PROBLEM TO WORK ON - Where in the data below does the word "this" appear? Copy each line that holds it.

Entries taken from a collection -

----------

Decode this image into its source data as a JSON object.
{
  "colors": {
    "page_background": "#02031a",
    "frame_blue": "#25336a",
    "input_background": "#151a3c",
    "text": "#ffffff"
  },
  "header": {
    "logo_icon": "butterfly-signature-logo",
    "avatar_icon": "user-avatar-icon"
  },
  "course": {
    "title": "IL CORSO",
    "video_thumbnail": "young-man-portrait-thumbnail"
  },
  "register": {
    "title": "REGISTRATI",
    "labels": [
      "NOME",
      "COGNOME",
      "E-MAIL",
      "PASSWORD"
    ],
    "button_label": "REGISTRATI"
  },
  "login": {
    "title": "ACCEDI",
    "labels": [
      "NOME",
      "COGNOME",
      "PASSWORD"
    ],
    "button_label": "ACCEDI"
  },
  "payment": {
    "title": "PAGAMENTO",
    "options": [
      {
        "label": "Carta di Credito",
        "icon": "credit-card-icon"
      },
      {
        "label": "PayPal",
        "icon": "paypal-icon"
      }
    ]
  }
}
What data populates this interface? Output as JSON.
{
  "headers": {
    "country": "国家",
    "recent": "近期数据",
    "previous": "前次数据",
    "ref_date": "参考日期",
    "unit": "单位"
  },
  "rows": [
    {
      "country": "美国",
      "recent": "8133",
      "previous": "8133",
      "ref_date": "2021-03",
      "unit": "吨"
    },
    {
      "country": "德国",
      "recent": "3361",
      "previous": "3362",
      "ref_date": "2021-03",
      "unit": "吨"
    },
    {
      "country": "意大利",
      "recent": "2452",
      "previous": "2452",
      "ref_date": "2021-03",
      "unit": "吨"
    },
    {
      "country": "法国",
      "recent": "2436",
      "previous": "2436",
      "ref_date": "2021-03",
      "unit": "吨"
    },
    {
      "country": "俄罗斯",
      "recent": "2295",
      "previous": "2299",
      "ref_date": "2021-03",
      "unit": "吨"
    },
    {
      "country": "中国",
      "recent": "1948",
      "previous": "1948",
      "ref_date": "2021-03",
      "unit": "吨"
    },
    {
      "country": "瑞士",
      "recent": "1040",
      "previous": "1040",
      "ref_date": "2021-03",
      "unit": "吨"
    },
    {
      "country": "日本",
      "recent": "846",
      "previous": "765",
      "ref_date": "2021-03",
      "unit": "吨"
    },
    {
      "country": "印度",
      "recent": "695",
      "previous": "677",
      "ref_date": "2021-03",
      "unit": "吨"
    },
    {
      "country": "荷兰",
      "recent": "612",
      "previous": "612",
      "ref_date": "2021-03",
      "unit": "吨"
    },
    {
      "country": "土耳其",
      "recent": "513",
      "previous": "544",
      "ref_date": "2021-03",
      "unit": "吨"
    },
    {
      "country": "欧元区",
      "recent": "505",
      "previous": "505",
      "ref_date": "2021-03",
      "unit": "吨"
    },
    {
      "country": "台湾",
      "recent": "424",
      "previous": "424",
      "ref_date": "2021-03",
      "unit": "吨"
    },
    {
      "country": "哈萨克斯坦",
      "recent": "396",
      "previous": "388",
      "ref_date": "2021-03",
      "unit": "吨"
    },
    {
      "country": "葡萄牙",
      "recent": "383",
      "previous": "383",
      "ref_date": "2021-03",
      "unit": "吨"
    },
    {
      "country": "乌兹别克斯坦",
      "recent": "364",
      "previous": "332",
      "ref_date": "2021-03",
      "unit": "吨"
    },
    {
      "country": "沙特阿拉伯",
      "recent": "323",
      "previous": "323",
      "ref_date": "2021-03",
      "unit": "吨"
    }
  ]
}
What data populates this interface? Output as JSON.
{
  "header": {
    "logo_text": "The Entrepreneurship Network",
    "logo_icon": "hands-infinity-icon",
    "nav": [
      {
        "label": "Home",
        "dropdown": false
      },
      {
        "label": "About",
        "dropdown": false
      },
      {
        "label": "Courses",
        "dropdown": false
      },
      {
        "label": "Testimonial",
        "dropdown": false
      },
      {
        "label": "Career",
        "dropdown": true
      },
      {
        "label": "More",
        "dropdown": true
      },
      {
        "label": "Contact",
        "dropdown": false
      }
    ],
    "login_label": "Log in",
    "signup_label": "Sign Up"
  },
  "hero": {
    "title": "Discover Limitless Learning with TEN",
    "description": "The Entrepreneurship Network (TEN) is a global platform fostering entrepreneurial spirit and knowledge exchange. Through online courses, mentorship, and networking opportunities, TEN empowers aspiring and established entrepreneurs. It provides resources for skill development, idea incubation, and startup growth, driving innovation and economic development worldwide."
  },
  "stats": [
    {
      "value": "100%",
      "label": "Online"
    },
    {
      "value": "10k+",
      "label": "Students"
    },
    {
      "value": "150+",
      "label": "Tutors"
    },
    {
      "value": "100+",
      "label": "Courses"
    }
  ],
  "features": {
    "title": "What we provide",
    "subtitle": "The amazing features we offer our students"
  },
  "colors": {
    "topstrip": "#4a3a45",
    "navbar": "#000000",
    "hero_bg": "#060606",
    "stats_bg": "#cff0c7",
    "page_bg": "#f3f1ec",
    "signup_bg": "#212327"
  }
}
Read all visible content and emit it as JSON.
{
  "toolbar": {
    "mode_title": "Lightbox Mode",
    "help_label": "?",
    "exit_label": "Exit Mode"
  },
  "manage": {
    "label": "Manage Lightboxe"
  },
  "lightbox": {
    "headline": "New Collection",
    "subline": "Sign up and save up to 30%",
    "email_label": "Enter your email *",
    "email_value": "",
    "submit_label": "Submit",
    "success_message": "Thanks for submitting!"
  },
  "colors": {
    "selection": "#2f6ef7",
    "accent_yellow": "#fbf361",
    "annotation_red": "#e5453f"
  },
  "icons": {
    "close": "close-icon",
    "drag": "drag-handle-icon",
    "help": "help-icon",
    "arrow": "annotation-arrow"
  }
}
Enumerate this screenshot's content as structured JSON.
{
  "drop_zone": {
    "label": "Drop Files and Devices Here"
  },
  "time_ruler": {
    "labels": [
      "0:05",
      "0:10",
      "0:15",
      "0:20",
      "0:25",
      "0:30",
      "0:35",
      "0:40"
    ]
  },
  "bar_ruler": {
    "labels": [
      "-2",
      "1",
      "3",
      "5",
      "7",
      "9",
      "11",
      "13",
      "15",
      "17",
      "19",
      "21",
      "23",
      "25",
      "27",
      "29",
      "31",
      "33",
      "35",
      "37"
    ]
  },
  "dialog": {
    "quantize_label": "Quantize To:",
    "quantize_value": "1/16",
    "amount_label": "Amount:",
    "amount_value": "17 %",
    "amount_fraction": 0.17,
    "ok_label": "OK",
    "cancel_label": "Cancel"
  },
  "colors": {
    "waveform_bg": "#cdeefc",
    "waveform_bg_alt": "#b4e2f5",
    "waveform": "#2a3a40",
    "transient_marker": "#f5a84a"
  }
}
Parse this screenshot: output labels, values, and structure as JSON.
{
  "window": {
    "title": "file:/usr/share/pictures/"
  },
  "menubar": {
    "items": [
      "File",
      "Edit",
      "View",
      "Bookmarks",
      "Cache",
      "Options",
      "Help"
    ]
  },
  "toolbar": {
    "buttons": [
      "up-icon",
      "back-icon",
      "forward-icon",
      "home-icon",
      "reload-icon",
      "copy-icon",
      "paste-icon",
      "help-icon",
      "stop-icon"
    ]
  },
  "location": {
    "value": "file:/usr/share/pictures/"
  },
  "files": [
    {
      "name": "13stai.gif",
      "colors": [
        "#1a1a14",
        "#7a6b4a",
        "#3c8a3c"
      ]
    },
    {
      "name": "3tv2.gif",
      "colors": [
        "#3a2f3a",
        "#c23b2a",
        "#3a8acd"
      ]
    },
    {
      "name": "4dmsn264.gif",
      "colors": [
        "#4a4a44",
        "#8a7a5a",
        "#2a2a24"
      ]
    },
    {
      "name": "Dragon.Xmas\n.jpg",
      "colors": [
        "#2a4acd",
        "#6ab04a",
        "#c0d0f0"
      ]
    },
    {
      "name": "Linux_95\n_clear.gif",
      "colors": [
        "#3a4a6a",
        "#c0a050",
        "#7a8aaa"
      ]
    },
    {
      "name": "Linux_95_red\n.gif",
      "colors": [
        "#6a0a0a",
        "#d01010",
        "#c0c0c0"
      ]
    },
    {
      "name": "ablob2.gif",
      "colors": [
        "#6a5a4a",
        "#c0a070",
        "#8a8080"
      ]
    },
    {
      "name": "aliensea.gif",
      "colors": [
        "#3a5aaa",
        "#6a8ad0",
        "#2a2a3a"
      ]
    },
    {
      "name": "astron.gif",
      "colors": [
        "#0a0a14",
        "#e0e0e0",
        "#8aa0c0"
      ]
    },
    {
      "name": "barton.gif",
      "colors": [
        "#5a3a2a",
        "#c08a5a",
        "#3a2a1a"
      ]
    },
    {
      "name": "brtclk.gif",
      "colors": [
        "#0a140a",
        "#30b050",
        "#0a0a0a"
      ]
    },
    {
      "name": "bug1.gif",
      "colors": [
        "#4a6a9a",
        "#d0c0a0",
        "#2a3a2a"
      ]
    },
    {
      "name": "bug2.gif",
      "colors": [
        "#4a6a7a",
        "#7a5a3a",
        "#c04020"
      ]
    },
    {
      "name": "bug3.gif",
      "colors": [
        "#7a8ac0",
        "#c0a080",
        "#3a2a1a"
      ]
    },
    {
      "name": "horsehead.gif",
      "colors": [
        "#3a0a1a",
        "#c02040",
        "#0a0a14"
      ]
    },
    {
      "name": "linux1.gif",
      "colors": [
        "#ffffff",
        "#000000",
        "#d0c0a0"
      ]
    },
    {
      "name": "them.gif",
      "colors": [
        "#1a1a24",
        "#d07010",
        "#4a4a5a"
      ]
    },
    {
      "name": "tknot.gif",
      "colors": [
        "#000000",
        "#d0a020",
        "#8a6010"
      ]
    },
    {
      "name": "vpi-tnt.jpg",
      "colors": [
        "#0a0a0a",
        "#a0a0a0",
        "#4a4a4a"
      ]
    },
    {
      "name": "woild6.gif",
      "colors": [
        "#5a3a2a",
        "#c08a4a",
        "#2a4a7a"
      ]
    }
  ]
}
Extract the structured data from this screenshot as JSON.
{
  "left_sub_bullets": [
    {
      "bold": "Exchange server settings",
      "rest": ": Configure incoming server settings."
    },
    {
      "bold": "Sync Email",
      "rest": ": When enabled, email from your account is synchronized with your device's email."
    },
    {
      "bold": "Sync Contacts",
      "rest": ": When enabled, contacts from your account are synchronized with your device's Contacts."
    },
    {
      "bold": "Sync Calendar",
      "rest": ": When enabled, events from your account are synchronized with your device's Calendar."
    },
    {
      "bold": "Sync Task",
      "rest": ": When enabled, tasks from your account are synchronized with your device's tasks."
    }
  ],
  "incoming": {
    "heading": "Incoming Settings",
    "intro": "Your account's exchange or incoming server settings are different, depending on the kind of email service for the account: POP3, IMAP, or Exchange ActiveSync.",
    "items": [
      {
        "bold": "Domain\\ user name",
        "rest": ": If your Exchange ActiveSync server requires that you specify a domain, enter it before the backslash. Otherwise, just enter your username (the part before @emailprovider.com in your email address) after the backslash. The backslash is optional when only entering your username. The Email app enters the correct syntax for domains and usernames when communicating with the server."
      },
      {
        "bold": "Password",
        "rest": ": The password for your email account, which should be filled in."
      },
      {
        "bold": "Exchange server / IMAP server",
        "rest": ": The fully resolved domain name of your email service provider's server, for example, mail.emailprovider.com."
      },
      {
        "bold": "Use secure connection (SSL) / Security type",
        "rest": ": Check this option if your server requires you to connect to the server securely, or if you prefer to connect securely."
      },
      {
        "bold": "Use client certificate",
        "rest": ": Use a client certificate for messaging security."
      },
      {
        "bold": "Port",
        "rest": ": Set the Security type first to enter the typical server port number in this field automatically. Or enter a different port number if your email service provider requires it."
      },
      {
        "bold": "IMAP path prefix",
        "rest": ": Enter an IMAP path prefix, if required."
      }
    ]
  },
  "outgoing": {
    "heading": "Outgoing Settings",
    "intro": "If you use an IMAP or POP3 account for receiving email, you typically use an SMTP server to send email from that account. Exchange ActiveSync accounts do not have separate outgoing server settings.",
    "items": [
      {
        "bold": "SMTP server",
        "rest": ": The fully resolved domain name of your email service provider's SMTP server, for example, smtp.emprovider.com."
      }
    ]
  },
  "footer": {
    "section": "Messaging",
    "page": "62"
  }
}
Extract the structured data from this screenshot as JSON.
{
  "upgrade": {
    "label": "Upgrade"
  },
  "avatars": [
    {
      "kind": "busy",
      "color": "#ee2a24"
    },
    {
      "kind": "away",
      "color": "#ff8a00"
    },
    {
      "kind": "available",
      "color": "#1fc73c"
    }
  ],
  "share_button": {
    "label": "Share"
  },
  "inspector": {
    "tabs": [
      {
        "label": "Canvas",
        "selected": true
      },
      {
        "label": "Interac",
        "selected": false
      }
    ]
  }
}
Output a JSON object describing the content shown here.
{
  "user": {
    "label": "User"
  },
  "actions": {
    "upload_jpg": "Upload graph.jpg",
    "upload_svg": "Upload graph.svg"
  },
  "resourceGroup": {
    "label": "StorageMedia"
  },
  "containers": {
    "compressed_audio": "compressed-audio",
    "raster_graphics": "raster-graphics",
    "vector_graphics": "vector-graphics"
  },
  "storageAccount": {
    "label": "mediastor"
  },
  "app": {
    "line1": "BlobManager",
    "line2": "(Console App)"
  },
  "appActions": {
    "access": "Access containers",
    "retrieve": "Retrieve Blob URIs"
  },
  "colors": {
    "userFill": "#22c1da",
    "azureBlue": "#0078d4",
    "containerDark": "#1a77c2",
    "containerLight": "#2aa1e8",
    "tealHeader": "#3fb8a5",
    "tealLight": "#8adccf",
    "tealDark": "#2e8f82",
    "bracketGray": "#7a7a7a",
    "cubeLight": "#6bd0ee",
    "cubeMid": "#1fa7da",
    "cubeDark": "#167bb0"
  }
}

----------

SOLUTION TO THE PROBLEM -
Decode this image into its source data as a JSON object.
What data populates this interface? Output as JSON.
What data populates this interface? Output as JSON.
Enumerate this screenshot's content as structured JSON.
Parse this screenshot: output labels, values, and structure as JSON.
Extract the structured data from this screenshot as JSON.
        "rest": ": Check this option if your server requires you to connect to the server securely, or if you prefer to connect securely."
        "rest": ": Set the Security type first to enter the typical server port number in this field automatically. Or enter a different port number if your email service provider requires it."
Extract the structured data from this screenshot as JSON.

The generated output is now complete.